How the world will change after coronavirus
‘Tens of millions will be working from home for months at a time, which means the smartest brains in business will be focussed on creating more efficient WFH processes,’ predicts Devangshu Datta.
A popular sub-genre of science fiction is the ‘post-apocalyptic’ novel.
In these, the author assumes a disaster and imagines how the world will cope in the aftermath.
It could be nuclear war; it could be climate change; it could be an alien attack; it could be a killer disease.
COVID-19 doesn’t qualify as a killer disease like the flu described in Stephen King’s The Stand or the alien disease Michael Crichton dreamt up in The Andromeda Strain.
Covid-19 has a relatively low mortality rate.
It is far less lethal than real-life Ebola, Nipah and SARS.
Despite the lower mortality rate, COVID-19 will, however, change the world in ways that those diseases did not.
Ebola, Nipah, SARS and MERS, et al, were contained outbreaks.
COVID-19 is not.
It started in China and has since spread to every major country.
The economic damage is far greater, and the absolute death-toll magnitudes more.
The post-COVID-19 era will be different in several significant ways from the world in November 2019.
Industries will re-engineer their internal work processes and retool supply chains.
Some service industries will practically evaporate, though they will surely rise again, in different avatars.
Policymakers will have to rethink accepted wisdom on handling public transport and healthcare.
Insurers will have to review premium assumptions.
Manufacturers around the world have been hit by the lack of critical components out of China.
They have already started creating better models for identifying critical gaps and weaknesses in their supply chains.
Multinational corporations will surely find ways to diversify supply chains across regions to ensure that they are better prepared the next time something like this happens.
This will add to costs: China is a hub because it is the cheapest and most efficient manufacturer of anything at scale.
Second, manufacturers will look at ways to sanitise workspaces, and factories, and embed a paradigm of social distancing in corporate work culture.
Any labour-intensive industry will have to figure this out.
Whether it’s a construction site, a warehouse, a server ant-farm, or a textile sweat-shop, no business can live with the possibility that workers placed cheek by jowl will be infected en masse.
Insurers who are now looking at writing pandemic disruption policies will not be happy with current work processes, which means lenders will also be unhappy, which means businesses have strong incentives to change.
The office, as a management centre, will probably decline in importance.
Tens of millions will be working from home for months at a time, which means the smartest brains in business will be focussed on creating more efficient WFH processes.
There will be big investments in tools that empower better WFH.
Every major city survives, and thrives, on the foundations of a robust public transport system, be it a metro, or rapid transit buses, or ride-hailing cabs.
Those systems will need to be reviewed and municipalities will have to find ways to sanitise them to brace for the next crisis.
Transport industries such as aviation, shipping and railways will go through hell until this crisis is over.
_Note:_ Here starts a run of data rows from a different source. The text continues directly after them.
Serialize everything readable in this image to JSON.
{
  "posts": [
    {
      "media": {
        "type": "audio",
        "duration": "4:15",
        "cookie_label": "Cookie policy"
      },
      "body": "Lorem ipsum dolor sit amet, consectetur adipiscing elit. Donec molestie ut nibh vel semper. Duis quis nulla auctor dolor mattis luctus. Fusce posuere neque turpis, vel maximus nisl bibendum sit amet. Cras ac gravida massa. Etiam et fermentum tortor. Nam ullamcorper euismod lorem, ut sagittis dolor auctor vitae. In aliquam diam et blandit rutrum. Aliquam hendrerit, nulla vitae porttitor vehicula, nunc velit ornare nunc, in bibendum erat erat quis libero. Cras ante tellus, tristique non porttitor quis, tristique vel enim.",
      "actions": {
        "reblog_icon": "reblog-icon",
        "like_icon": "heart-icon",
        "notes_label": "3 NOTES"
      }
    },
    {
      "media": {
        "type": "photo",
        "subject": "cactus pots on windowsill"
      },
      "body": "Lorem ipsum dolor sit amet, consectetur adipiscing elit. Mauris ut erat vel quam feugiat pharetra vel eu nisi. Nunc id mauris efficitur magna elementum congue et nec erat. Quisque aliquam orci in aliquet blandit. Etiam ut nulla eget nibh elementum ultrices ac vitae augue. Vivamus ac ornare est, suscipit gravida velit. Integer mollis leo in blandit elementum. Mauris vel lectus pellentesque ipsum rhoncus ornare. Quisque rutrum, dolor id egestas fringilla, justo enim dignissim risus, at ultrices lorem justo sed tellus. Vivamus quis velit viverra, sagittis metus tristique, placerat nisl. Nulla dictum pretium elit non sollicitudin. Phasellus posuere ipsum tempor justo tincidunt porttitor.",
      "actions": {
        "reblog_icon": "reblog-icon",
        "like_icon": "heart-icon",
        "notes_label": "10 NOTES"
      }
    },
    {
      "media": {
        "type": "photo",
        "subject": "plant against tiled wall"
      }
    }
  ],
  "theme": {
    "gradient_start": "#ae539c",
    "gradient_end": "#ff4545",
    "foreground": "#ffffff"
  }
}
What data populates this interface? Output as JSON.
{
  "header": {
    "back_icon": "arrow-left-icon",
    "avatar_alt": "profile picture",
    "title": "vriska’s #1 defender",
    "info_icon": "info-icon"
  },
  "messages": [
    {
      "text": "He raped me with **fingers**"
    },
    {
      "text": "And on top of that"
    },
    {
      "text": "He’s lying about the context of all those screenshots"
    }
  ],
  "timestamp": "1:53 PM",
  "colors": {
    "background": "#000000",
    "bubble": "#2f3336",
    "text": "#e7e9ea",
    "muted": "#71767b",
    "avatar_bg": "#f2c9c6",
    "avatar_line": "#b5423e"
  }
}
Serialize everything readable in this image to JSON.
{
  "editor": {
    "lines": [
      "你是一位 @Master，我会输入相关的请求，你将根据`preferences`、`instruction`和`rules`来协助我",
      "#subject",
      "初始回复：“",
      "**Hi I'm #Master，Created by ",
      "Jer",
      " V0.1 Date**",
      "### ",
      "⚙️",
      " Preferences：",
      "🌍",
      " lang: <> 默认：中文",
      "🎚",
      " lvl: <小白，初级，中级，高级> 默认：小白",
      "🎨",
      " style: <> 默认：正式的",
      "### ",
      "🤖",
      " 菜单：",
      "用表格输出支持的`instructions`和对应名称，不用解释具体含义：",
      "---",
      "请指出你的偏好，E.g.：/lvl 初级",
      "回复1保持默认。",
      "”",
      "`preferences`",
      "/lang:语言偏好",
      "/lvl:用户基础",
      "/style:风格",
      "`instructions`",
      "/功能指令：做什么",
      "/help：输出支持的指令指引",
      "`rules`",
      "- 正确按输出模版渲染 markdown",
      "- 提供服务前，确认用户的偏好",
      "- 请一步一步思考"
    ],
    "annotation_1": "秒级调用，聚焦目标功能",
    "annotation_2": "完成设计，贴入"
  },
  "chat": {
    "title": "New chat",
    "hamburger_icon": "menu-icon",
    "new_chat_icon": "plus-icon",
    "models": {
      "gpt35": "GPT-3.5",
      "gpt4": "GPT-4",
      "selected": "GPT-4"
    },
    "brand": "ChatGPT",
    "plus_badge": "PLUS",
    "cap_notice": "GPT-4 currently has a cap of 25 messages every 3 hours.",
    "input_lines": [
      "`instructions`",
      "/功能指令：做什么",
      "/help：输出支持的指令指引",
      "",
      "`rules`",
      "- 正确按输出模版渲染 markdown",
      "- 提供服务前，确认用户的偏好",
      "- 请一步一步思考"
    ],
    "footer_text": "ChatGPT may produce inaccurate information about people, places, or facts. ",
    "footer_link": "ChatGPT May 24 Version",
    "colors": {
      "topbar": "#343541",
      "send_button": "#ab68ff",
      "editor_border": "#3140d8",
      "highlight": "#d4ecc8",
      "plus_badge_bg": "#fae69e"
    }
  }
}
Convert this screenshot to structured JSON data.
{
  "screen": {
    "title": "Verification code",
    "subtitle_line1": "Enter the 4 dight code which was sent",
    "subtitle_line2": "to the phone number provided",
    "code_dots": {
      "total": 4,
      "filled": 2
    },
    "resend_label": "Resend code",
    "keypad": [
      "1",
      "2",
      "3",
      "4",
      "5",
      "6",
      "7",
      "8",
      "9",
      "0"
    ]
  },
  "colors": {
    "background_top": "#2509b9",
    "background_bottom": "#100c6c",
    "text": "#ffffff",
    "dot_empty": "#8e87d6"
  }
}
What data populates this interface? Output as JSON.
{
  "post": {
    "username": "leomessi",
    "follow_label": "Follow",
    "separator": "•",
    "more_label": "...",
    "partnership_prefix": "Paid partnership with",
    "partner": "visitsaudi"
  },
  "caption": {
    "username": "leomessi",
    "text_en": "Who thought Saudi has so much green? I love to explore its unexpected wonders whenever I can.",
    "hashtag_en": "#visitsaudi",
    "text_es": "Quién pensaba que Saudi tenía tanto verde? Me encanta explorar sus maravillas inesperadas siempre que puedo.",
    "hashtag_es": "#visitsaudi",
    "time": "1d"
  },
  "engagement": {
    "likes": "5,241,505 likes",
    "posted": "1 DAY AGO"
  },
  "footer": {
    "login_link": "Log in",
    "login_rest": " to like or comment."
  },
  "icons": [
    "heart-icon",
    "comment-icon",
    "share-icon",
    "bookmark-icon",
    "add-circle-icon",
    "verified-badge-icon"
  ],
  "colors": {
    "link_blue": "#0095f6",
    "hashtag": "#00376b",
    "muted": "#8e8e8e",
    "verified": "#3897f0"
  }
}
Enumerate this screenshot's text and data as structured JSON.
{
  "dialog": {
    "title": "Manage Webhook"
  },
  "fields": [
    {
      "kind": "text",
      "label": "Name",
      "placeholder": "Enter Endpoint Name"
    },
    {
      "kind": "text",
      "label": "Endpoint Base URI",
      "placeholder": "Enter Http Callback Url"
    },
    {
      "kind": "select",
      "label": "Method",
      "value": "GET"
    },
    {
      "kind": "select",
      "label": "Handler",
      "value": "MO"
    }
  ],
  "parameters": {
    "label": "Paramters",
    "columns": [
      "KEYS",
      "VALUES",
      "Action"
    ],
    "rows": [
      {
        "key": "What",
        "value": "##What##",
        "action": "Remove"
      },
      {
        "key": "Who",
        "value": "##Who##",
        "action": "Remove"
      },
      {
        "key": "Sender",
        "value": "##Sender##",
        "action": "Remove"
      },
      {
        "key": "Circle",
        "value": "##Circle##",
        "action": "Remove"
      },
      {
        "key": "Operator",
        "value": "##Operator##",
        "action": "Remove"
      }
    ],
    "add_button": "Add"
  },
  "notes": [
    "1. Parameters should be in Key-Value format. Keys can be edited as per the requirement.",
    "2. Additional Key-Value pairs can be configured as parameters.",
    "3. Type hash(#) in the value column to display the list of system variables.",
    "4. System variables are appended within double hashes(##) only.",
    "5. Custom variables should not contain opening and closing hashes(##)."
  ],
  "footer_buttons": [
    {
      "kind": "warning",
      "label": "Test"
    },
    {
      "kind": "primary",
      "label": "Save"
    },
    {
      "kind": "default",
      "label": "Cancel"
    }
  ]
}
They will have to create disaster management systems to engender confidence in users.
The entertainment sector, and its close relative, organised sports, must weather this knock and find ways to substitute online audiences for live spectators.
Hospitality will also go through a dark period of soul-searching until customers come back or they find ways to deliver the same fine dining experiences off-site.
Educational institutions, which are mostly currently shut, will have to invent new paradigms of online teaching at scale.
Healthcare will, one way or another, have to find ways to ramp up ‘just-in-time’ capacity.
Policymakers and pharma companies will have to work together to speed up trials of new vaccines and legislate to ensure essential drugs and tests are affordable and available.
One fear is that authoritarian regimes will now use the need to generate fast, actionable information about the next potential epidemic to force even higher levels of surveillance down every citizen’s throat.
There is an old saying ‘that which doesn’t kill you, makes you stronger.’
The post COVID-19 world will certainly be more resilient in many ways.
Source: Read Full Article